"The media thinks the Arabs are looking for an excuse not to go, but they are in fact looking for an excuse to attend. They just need encouragement," said one Gulf source.
"They need to find out who will say what and this should happen in Cairo. They will go, but the question is under which arrangement?"
The United States has invited about 40 countries to the meeting which it hopes will launch negotiations to end the six-decade Israeli-Palestinian conflict.
It was unclear how far the conference would go in tackling the core issues - borders, security, settlements, the status of Jerusalem and the fate of Palestinian refugees - that have defeated previous efforts to end the conflict.
China confirms participation in summit Chinese Foreign Minister Yang Jiechi will attend a Middle East peace conference in the United States next week, a government spokesman said Thursday.
"We're willing to take part in all international efforts that will be conducive to the proper settlement of this issue," said Foreign Ministry spokesman Liu Jianchao.
Washington has organized the 47-nation conference to discuss the conflict over land, nationhood and rights that underlies Israel's conflicts with its Arab neighbors.
China's decision to take part reflects its more active role recently in world politics and peacemaking and growing commercial and diplomatic ties with the Middle East.
"I think the international conference ... has attracted the attention of the international community, including Arab countries, and we all have high expectations and hope substantial results can be achieved," Liu said at a regular ministry briefing.
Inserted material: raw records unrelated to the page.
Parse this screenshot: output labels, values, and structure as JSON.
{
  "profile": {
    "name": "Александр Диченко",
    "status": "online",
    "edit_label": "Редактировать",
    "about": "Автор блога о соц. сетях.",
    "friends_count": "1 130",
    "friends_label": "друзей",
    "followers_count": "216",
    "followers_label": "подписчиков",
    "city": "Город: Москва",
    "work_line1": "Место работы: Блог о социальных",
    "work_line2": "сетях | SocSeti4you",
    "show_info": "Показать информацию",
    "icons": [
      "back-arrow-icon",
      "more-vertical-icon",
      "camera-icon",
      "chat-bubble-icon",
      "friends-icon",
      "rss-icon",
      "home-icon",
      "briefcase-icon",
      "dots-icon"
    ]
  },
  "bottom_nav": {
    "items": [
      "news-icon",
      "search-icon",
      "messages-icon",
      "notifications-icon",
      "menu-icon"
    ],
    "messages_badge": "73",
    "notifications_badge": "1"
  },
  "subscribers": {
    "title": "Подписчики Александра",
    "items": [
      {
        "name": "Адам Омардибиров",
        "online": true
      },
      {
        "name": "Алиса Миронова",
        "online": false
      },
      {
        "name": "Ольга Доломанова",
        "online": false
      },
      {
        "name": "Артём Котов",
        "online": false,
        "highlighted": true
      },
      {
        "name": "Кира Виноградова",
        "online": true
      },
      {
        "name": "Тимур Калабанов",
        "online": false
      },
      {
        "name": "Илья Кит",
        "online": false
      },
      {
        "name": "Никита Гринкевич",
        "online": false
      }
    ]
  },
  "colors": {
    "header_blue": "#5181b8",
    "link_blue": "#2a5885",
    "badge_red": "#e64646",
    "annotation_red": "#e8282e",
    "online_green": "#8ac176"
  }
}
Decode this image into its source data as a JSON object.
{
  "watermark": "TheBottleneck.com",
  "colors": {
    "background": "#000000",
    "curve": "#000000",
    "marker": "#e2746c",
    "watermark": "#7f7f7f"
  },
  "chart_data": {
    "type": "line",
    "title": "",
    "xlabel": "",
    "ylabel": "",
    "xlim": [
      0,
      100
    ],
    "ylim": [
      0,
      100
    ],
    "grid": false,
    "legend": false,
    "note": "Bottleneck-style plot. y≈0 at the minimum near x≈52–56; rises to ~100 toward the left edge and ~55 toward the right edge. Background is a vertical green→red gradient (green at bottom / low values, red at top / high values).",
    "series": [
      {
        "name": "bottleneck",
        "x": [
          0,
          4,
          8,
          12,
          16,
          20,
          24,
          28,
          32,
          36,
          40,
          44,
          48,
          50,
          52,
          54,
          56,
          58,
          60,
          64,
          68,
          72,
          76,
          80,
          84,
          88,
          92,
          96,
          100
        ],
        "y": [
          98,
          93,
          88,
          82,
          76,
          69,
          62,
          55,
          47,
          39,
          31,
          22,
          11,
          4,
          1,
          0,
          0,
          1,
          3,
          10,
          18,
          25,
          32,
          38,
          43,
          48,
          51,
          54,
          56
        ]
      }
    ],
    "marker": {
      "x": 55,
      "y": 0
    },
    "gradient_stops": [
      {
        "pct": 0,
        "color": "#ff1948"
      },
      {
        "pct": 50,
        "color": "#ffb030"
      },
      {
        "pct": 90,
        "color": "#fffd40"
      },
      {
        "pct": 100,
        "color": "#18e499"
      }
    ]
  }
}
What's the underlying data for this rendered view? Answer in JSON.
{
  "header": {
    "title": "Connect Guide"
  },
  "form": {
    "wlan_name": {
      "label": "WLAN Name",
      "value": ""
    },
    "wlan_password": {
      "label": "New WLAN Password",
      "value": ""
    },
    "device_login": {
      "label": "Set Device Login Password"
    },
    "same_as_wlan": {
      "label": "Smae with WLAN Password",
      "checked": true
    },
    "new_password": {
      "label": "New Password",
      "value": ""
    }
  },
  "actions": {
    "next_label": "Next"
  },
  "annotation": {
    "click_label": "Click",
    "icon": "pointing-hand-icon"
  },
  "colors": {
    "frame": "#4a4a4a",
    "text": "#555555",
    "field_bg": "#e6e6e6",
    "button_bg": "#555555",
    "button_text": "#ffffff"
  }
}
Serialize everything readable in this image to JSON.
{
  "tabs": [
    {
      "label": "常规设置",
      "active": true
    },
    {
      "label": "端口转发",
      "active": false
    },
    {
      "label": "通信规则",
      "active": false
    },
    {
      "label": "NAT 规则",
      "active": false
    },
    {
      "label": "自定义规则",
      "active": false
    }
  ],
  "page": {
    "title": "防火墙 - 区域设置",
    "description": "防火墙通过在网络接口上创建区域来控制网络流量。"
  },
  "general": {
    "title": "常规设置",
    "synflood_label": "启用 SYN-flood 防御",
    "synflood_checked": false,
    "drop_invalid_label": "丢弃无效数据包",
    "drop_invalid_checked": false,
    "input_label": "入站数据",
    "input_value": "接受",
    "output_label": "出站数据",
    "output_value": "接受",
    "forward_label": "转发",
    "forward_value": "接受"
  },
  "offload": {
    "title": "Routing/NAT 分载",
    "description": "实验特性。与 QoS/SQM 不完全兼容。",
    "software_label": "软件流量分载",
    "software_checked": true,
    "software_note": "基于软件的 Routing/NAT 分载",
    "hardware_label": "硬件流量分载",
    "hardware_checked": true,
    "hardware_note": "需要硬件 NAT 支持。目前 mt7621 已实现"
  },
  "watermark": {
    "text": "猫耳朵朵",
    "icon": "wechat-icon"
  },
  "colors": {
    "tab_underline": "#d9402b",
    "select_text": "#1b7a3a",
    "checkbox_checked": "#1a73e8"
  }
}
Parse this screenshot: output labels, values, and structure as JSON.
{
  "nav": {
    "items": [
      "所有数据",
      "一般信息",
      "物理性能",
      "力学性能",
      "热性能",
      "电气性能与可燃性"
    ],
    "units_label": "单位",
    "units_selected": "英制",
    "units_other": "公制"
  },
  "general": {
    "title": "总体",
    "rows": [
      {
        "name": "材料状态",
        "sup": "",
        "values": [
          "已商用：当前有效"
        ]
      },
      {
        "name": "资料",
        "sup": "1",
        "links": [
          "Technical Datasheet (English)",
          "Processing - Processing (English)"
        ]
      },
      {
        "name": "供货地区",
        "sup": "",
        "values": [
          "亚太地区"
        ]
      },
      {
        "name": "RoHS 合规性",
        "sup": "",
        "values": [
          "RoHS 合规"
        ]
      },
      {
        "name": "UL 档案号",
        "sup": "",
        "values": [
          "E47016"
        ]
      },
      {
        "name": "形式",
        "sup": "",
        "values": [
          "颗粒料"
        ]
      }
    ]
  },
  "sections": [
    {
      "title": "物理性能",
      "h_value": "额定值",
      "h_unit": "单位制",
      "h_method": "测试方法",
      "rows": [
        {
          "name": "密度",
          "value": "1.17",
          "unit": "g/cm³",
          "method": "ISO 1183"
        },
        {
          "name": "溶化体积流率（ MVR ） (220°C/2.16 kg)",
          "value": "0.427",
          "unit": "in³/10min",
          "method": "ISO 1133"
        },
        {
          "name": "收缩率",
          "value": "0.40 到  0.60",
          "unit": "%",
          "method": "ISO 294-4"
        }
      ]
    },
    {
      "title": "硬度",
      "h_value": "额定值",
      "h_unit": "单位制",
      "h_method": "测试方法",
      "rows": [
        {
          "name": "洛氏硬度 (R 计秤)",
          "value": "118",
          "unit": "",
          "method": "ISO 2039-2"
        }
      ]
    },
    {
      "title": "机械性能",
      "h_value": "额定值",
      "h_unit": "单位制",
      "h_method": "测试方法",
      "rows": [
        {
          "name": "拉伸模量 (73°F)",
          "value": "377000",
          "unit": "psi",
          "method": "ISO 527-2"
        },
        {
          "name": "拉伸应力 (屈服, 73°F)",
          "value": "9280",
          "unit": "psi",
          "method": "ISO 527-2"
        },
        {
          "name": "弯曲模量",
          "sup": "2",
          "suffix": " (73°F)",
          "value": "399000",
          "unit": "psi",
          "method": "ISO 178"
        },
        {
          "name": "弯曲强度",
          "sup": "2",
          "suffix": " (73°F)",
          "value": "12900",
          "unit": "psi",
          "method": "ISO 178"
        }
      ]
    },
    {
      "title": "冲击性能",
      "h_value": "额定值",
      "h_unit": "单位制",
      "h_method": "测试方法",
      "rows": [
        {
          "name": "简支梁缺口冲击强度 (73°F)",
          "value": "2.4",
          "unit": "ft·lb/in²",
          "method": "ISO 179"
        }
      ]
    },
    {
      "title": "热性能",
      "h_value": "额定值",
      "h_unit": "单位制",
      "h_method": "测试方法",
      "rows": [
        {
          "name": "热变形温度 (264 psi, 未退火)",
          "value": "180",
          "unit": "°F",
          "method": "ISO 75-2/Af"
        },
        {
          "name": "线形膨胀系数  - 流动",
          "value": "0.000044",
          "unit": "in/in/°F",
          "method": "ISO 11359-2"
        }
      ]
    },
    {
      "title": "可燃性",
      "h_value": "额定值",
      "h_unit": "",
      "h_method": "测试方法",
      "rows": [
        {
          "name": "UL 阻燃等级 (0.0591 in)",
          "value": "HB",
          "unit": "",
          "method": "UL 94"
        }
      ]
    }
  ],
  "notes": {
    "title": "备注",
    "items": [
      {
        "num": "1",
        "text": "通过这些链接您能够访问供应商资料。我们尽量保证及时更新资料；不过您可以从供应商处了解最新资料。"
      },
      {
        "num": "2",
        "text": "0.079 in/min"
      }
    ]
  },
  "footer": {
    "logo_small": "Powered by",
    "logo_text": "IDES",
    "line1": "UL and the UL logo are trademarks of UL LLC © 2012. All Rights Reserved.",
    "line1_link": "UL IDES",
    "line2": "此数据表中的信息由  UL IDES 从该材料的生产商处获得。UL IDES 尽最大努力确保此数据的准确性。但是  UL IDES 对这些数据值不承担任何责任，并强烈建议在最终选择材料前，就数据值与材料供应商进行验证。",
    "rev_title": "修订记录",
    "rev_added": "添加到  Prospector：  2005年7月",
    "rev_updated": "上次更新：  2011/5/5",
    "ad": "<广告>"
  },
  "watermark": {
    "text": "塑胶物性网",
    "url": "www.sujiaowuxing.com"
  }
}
China has sent peacekeepers on UN missions in Lebanon and Darfur and has used behind-the-scenes diplomacy in dealing with unrest in Myanmar and Sudan.